“I was just letting you practice your fighting skills.” She leaned forward through Kirin’s legs, plunged her dagger into the mercenary’s thigh, and ran the blade down his leg. It was a risky move, but years of practice gave her confidence.
The man screamed and then dropped to the sand. He really didn’t have any other choice. It was why she loved exploiting the vulnerability. As soon as he was on the ground in front of her, she slit his throat.
“Good to have you back.” Kirin offered her a hand. “For a moment there, I was afraid you’d lose that lovely head of silver hair you always brag about.”
“Even distracted as I was, he wasn’t good enough to take my head.”
She took Kirin’s hand and shivered. His touch made her skin tingle in the most curious way. She’d always assumed it was the magic that lived in his blood. Today she nearly buzzed with the energy he let loose in her.
“In my defense, however, one doesn’t hear of her mother’s death and the bounty her stepfather put on her head every day. Such news deserves a moment or two of introspection.”
“Shit. Your stepfather is to blame for this?”
He swept his hand out to encompass the scene around them. She’d lost roughly a quarter of her men, but the other side had lost everyone. She considered that a win.
Her heart thrummed loudly in her ears as she continued to mull over the news. She wasn’t surprised her stepfather wanted her dead. That he’d paid someone to kill her was a bit unsettling, but not unbelievable. She was, however, having a difficult time processing the news of her mother’s death.
“The battle is done for the time being. I need some space. Let the light spell go.”

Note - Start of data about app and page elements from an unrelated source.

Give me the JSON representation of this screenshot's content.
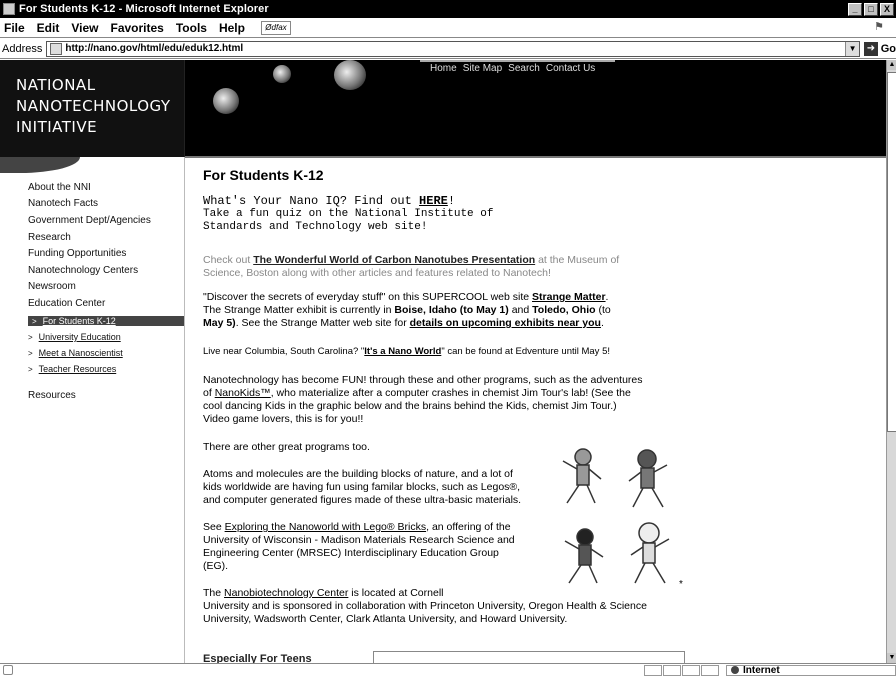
{
  "window": {
    "title": "For Students K-12 - Microsoft Internet Explorer",
    "controls": [
      "_",
      "□",
      "X"
    ]
  },
  "menubar": {
    "items": [
      "File",
      "Edit",
      "View",
      "Favorites",
      "Tools",
      "Help"
    ],
    "toolbar_logo": "Ødfax"
  },
  "addressbar": {
    "label": "Address",
    "url": "http://nano.gov/html/edu/eduk12.html",
    "go_label": "Go"
  },
  "site": {
    "logo_lines": [
      "NATIONAL",
      "NANOTECHNOLOGY",
      "INITIATIVE"
    ],
    "topnav": [
      "Home",
      "Site Map",
      "Search",
      "Contact Us"
    ]
  },
  "sidebar": {
    "items": [
      "About the NNI",
      "Nanotech Facts",
      "Government Dept/Agencies",
      "Research",
      "Funding Opportunities",
      "Nanotechnology Centers",
      "Newsroom",
      "Education Center"
    ],
    "subitems": [
      "For Students K-12",
      "University Education",
      "Meet a Nanoscientist",
      "Teacher Resources"
    ],
    "resources": "Resources"
  },
  "main": {
    "heading": "For Students K-12",
    "quiz": {
      "line1_pre": "What's Your Nano IQ? Find out ",
      "line1_link": "HERE",
      "line1_post": "!",
      "line2": "Take a fun quiz on the National Institute of",
      "line3": "Standards and Technology web site!"
    },
    "museum": {
      "pre": "Check out ",
      "link": "The Wonderful World of Carbon Nanotubes Presentation",
      "post1": " at the Museum of",
      "line2": "Science, Boston along with other articles and features related to Nanotech!"
    },
    "strange": {
      "l1_pre": "\"Discover the secrets of everyday stuff\" on this SUPERCOOL web site ",
      "l1_link": "Strange Matter",
      "l1_post": ".",
      "l2_pre": "The Strange Matter exhibit is currently in ",
      "l2_b1": "Boise, Idaho (to May 1)",
      "l2_mid": " and ",
      "l2_b2": "Toledo, Ohio",
      "l2_post": " (to",
      "l3_b": "May 5)",
      "l3_mid": ". See the Strange Matter web site for ",
      "l3_link": "details on upcoming exhibits near you",
      "l3_post": "."
    },
    "columbia": {
      "pre": "Live near Columbia, South Carolina? \"",
      "link": "It's a Nano World",
      "post": "\" can be found at Edventure until May 5!"
    },
    "fun": {
      "l1": "Nanotechnology has become FUN! through these and other programs, such as the adventures",
      "l2_pre": "of ",
      "l2_link": "NanoKids™",
      "l2_post": ", who materialize after a computer crashes in chemist Jim Tour's lab! (See the",
      "l3": "cool dancing Kids in the graphic below and the brains behind the Kids, chemist Jim Tour.)",
      "l4": "Video game lovers, this is for you!!"
    },
    "other": "There are other great programs too.",
    "atoms": {
      "l1": "Atoms and molecules are the building blocks of nature, and a lot of",
      "l2": "kids worldwide are having fun using familar blocks, such as Legos®,",
      "l3": "and computer generated figures made of these ultra-basic materials."
    },
    "lego": {
      "l1_pre": "See ",
      "l1_link": "Exploring the Nanoworld with Lego® Bricks",
      "l1_post": ", an offering of the",
      "l2": "University of Wisconsin - Madison Materials Research Science and",
      "l3": "Engineering Center (MRSEC) Interdisciplinary Education Group",
      "l4": "(EG)."
    },
    "nanobio": {
      "l1_pre": "The ",
      "l1_link": "Nanobiotechnology Center",
      "l1_post": " is located at Cornell",
      "l2": "University and is sponsored in collaboration with Princeton University, Oregon Health & Science",
      "l3": "University, Wadsworth Center, Clark Atlanta University, and Howard University."
    },
    "teens": "Especially For Teens",
    "asterisk": "*"
  },
  "statusbar": {
    "zone": "Internet"
  },
  "colors": {
    "header_bg": "#000000",
    "active_nav": "#444444"
  }
}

“Of course.” Blackness dropped around them like a heavy curtain as he released the spell. “Is there anything else I can do?”
He was a talented mage, but not even he could bring back her mother.
“I wish I would’ve told her goodbye before I left.” It was her one regret.
“Do you know how she died?”
“No. And it doesn’t really matter. She’s dead regardless. It doesn’t make any difference if it was plague or pneumonia that claimed her.”